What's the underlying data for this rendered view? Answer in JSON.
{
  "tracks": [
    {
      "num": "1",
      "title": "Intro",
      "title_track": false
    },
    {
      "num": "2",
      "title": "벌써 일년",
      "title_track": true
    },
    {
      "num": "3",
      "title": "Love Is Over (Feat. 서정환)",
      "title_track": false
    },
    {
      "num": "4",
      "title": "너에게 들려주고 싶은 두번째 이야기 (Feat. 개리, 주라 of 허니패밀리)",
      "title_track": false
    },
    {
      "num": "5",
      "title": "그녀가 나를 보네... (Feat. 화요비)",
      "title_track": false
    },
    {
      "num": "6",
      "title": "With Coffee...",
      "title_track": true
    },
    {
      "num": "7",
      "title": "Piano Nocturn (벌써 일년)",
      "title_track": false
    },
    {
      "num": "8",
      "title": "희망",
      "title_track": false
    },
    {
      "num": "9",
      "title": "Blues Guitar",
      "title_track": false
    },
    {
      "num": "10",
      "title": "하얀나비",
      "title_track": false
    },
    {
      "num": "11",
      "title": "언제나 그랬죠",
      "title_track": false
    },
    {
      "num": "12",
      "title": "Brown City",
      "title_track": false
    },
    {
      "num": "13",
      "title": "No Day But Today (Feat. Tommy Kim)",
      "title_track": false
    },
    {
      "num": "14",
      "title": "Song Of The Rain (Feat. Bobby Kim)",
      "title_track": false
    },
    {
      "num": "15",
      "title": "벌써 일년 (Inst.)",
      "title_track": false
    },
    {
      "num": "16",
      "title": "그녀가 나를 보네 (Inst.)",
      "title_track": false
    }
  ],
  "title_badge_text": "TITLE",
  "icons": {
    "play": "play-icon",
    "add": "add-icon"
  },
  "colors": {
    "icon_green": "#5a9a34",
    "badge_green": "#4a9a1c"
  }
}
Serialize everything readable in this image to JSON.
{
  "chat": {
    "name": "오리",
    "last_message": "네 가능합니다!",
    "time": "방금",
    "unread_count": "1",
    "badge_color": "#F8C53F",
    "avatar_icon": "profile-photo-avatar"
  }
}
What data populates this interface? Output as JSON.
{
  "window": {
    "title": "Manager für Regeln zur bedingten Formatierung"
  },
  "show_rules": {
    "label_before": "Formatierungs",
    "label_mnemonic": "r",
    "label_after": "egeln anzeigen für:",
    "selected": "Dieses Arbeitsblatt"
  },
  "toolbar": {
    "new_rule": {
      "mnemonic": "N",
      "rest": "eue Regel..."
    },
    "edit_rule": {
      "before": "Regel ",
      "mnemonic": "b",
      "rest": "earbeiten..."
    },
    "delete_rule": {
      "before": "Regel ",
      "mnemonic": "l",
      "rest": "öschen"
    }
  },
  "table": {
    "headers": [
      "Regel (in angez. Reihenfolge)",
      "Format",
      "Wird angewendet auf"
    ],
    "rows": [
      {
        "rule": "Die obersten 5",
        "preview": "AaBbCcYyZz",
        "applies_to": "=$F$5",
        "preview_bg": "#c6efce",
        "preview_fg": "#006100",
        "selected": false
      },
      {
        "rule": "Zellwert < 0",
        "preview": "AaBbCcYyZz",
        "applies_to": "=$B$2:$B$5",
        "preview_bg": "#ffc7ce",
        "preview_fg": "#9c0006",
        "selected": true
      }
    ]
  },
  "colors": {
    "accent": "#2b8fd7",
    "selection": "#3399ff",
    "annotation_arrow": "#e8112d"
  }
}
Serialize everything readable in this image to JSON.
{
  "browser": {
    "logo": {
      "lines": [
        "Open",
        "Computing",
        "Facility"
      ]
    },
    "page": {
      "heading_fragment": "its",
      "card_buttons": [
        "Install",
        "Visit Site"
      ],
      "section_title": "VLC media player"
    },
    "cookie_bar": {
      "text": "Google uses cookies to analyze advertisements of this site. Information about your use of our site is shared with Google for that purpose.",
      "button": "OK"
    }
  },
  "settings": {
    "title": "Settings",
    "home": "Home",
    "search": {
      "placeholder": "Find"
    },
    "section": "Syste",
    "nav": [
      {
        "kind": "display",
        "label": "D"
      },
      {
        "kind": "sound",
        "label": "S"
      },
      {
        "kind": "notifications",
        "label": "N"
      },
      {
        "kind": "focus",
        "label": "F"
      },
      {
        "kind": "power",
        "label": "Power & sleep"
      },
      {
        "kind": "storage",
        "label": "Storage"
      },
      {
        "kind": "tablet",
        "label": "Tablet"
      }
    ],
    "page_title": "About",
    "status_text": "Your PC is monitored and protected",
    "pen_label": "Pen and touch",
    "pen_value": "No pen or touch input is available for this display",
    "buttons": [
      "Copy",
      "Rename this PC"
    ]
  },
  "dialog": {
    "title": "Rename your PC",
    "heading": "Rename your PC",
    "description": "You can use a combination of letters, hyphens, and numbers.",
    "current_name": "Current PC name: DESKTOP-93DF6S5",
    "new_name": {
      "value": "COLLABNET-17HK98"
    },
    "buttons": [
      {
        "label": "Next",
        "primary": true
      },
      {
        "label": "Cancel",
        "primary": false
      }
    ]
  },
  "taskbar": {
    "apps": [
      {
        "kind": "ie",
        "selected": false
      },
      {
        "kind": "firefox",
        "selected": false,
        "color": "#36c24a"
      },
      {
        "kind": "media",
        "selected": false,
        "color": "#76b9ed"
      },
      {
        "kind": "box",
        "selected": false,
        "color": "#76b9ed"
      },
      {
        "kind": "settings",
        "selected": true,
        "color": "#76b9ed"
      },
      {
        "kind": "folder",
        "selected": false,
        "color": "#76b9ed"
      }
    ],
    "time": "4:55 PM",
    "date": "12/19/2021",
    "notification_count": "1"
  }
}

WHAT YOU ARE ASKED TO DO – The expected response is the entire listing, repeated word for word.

OUTPUT –
What's the underlying data for this rendered view? Answer in JSON.
{
  "tracks": [
    {
      "num": "1",
      "title": "Intro",
      "title_track": false
    },
    {
      "num": "2",
      "title": "벌써 일년",
      "title_track": true
    },
    {
      "num": "3",
      "title": "Love Is Over (Feat. 서정환)",
      "title_track": false
    },
    {
      "num": "4",
      "title": "너에게 들려주고 싶은 두번째 이야기 (Feat. 개리, 주라 of 허니패밀리)",
      "title_track": false
    },
    {
      "num": "5",
      "title": "그녀가 나를 보네... (Feat. 화요비)",
      "title_track": false
    },
    {
      "num": "6",
      "title": "With Coffee...",
      "title_track": true
    },
    {
      "num": "7",
      "title": "Piano Nocturn (벌써 일년)",
      "title_track": false
    },
    {
      "num": "8",
      "title": "희망",
      "title_track": false
    },
    {
      "num": "9",
      "title": "Blues Guitar",
      "title_track": false
    },
    {
      "num": "10",
      "title": "하얀나비",
      "title_track": false
    },
    {
      "num": "11",
      "title": "언제나 그랬죠",
      "title_track": false
    },
    {
      "num": "12",
      "title": "Brown City",
      "title_track": false
    },
    {
      "num": "13",
      "title": "No Day But Today (Feat. Tommy Kim)",
      "title_track": false
    },
    {
      "num": "14",
      "title": "Song Of The Rain (Feat. Bobby Kim)",
      "title_track": false
    },
    {
      "num": "15",
      "title": "벌써 일년 (Inst.)",
      "title_track": false
    },
    {
      "num": "16",
      "title": "그녀가 나를 보네 (Inst.)",
      "title_track": false
    }
  ],
  "title_badge_text": "TITLE",
  "icons": {
    "play": "play-icon",
    "add": "add-icon"
  },
  "colors": {
    "icon_green": "#5a9a34",
    "badge_green": "#4a9a1c"
  }
}
Serialize everything readable in this image to JSON.
{
  "chat": {
    "name": "오리",
    "last_message": "네 가능합니다!",
    "time": "방금",
    "unread_count": "1",
    "badge_color": "#F8C53F",
    "avatar_icon": "profile-photo-avatar"
  }
}
What data populates this interface? Output as JSON.
{
  "window": {
    "title": "Manager für Regeln zur bedingten Formatierung"
  },
  "show_rules": {
    "label_before": "Formatierungs",
    "label_mnemonic": "r",
    "label_after": "egeln anzeigen für:",
    "selected": "Dieses Arbeitsblatt"
  },
  "toolbar": {
    "new_rule": {
      "mnemonic": "N",
      "rest": "eue Regel..."
    },
    "edit_rule": {
      "before": "Regel ",
      "mnemonic": "b",
      "rest": "earbeiten..."
    },
    "delete_rule": {
      "before": "Regel ",
      "mnemonic": "l",
      "rest": "öschen"
    }
  },
  "table": {
    "headers": [
      "Regel (in angez. Reihenfolge)",
      "Format",
      "Wird angewendet auf"
    ],
    "rows": [
      {
        "rule": "Die obersten 5",
        "preview": "AaBbCcYyZz",
        "applies_to": "=$F$5",
        "preview_bg": "#c6efce",
        "preview_fg": "#006100",
        "selected": false
      },
      {
        "rule": "Zellwert < 0",
        "preview": "AaBbCcYyZz",
        "applies_to": "=$B$2:$B$5",
        "preview_bg": "#ffc7ce",
        "preview_fg": "#9c0006",
        "selected": true
      }
    ]
  },
  "colors": {
    "accent": "#2b8fd7",
    "selection": "#3399ff",
    "annotation_arrow": "#e8112d"
  }
}
Serialize everything readable in this image to JSON.
{
  "browser": {
    "logo": {
      "lines": [
        "Open",
        "Computing",
        "Facility"
      ]
    },
    "page": {
      "heading_fragment": "its",
      "card_buttons": [
        "Install",
        "Visit Site"
      ],
      "section_title": "VLC media player"
    },
    "cookie_bar": {
      "text": "Google uses cookies to analyze advertisements of this site. Information about your use of our site is shared with Google for that purpose.",
      "button": "OK"
    }
  },
  "settings": {
    "title": "Settings",
    "home": "Home",
    "search": {
      "placeholder": "Find"
    },
    "section": "Syste",
    "nav": [
      {
        "kind": "display",
        "label": "D"
      },
      {
        "kind": "sound",
        "label": "S"
      },
      {
        "kind": "notifications",
        "label": "N"
      },
      {
        "kind": "focus",
        "label": "F"
      },
      {
        "kind": "power",
        "label": "Power & sleep"
      },
      {
        "kind": "storage",
        "label": "Storage"
      },
      {
        "kind": "tablet",
        "label": "Tablet"
      }
    ],
    "page_title": "About",
    "status_text": "Your PC is monitored and protected",
    "pen_label": "Pen and touch",
    "pen_value": "No pen or touch input is available for this display",
    "buttons": [
      "Copy",
      "Rename this PC"
    ]
  },
  "dialog": {
    "title": "Rename your PC",
    "heading": "Rename your PC",
    "description": "You can use a combination of letters, hyphens, and numbers.",
    "current_name": "Current PC name: DESKTOP-93DF6S5",
    "new_name": {
      "value": "COLLABNET-17HK98"
    },
    "buttons": [
      {
        "label": "Next",
        "primary": true
      },
      {
        "label": "Cancel",
        "primary": false
      }
    ]
  },
  "taskbar": {
    "apps": [
      {
        "kind": "ie",
        "selected": false
      },
      {
        "kind": "firefox",
        "selected": false,
        "color": "#36c24a"
      },
      {
        "kind": "media",
        "selected": false,
        "color": "#76b9ed"
      },
      {
        "kind": "box",
        "selected": false,
        "color": "#76b9ed"
      },
      {
        "kind": "settings",
        "selected": true,
        "color": "#76b9ed"
      },
      {
        "kind": "folder",
        "selected": false,
        "color": "#76b9ed"
      }
    ],
    "time": "4:55 PM",
    "date": "12/19/2021",
    "notification_count": "1"
  }
}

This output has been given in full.